Today’s irrigation systems contain sophisticated controllers that allow you to easily adjust water schedules to fit different needs.
These irrigation-scheduling devices determine when and how much water should be applied to your lawns or landscapes, with the result being reduced water and energy use and improved plant health.
An effective irrigation schedule reflects your property’s topography, climate, plant types, root depth, soil type, water infiltration rates, and evapotranspiration (ET) statistics for your area.
ET is a measure of the total amount of water evaporated from the soil and plant surfaces, plus the amount of water transpired by plants.
Factors such as temperature, wind, solar radiation, and latitude all determine the ET rate.
If you need help with this, visit the Irrigation Industry Association of B.C. (IIABC) website for access to the Landscape Irrigation Scheduling Calculator.
You can also hire an IIABC certified irrigation scheduler, who will use specific monitoring indicators to help determine your specific irrigation needs.
Consider soil type: Soils of various textures (e.g., sand, silt, clay) absorb and retain water differently.
Watering more than a specific soil can absorb causes runoff and waste.
You can make your soil more water efficient by regularly digging in organic matter (e.g., compost) or applying wood mulch (one centimetre cm for lawns, 10 cms for trees, shrubs and plants).
Get in the zone: Schedule each zone in your irrigation system to account for soil type, type of sprinkler, and sun or shade exposure.
Different zones will almost always need different watering schedules.
Water only when needed: Saturate root zones and then let the soil dry.
Watering too much and too frequently results in shallow roots, weed growth, disease and fungus.
Water at the best time: Watering during the heat of the day may cause evaporation losses of up to 30 per cent.
Prevent water loss by watering when the sun is low or down, winds are calm and temperatures are cool, typically between evening and early morning.
Water more often for shorter periods: Setting your system to run for three, five-minute intervals lets soil absorb more water than watering for 15 minutes at one time, thereby reducing runoff.
Water plants only: Set sprinklers to water plants, not your driveway, sidewalk, patio or other buildings.
Adapt watering to the season.
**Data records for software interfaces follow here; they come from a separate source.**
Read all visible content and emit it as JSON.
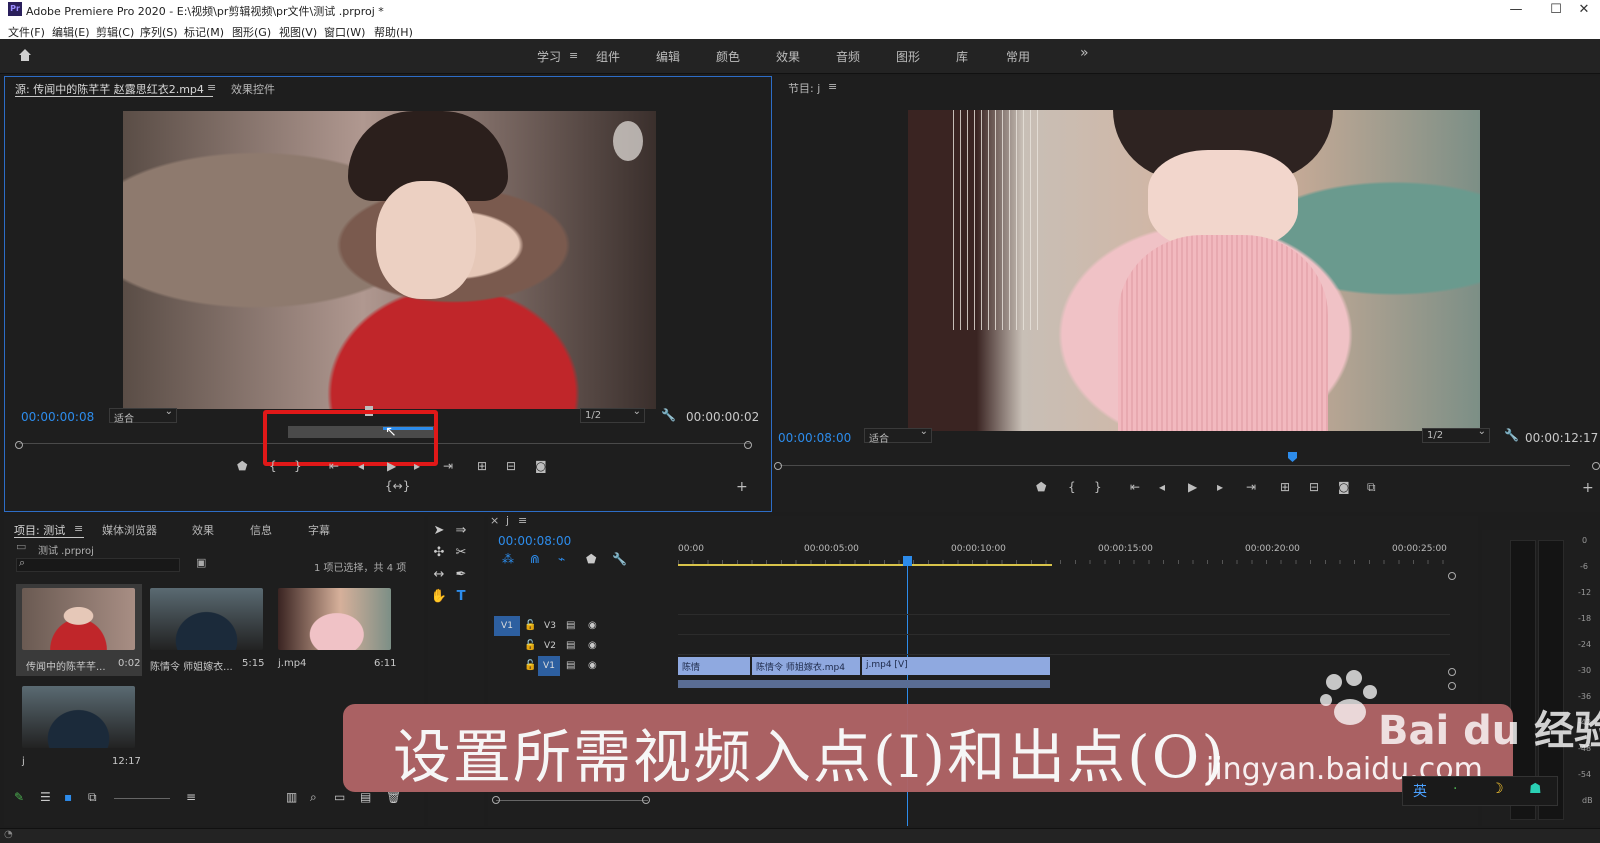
{
  "window": {
    "title": "Adobe Premiere Pro 2020 - E:\\视频\\pr剪辑视频\\pr文件\\测试 .prproj *",
    "app_icon": "Pr",
    "minimize": "—",
    "maximize": "☐",
    "close": "✕"
  },
  "menu": [
    "文件(F)",
    "编辑(E)",
    "剪辑(C)",
    "序列(S)",
    "标记(M)",
    "图形(G)",
    "视图(V)",
    "窗口(W)",
    "帮助(H)"
  ],
  "workspaces": {
    "active": "学习",
    "items": [
      "组件",
      "编辑",
      "颜色",
      "效果",
      "音频",
      "图形",
      "库",
      "常用"
    ],
    "more": "»"
  },
  "source_monitor": {
    "tab_source": "源: 传闻中的陈芊芊 赵露思红衣2.mp4",
    "tab_effects": "效果控件",
    "timecode": "00:00:00:08",
    "fit": "适合",
    "resolution": "1/2",
    "duration": "00:00:00:02"
  },
  "program_monitor": {
    "tab": "节目: j",
    "timecode": "00:00:08:00",
    "fit": "适合",
    "resolution": "1/2",
    "duration": "00:00:12:17"
  },
  "project_panel": {
    "tabs": [
      "项目: 测试",
      "媒体浏览器",
      "效果",
      "信息",
      "字幕"
    ],
    "file": "测试 .prproj",
    "selection_info": "1 项已选择，共 4 项",
    "items": [
      {
        "name": "传闻中的陈芊芊...",
        "duration": "0:02"
      },
      {
        "name": "陈情令 师姐嫁衣...",
        "duration": "5:15"
      },
      {
        "name": "j.mp4",
        "duration": "6:11"
      },
      {
        "name": "j",
        "duration": "12:17"
      }
    ]
  },
  "timeline": {
    "tab": "j",
    "timecode": "00:00:08:00",
    "ruler": [
      "00:00",
      "00:00:05:00",
      "00:00:10:00",
      "00:00:15:00",
      "00:00:20:00",
      "00:00:25:00"
    ],
    "tracks": [
      "V3",
      "V2",
      "V1"
    ],
    "src_patch": "V1",
    "clips": [
      "陈情",
      "陈情令 师姐嫁衣.mp4",
      "j.mp4 [V]"
    ]
  },
  "meter_scale": [
    "0",
    "-6",
    "-12",
    "-18",
    "-24",
    "-30",
    "-36",
    "-42",
    "-48",
    "-54",
    "dB"
  ],
  "overlay": {
    "caption": "设置所需视频入点(I)和出点(O)",
    "watermark_brand": "Bai du 经验",
    "watermark_url": "jingyan.baidu.com",
    "tray": [
      "英",
      "·",
      "☽",
      "☗"
    ]
  },
  "colors": {
    "accent_blue": "#2d8ceb",
    "highlight_red": "#e01818",
    "clip_blue": "#8fa9e0",
    "caption_bg": "#b06466"
  }
}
Familiarize yourself with the settings on your irrigation controller and adjust the watering schedule regularly based on the seasonal weather conditions.
Or invest in a smart controller so your system can make these changes automatically.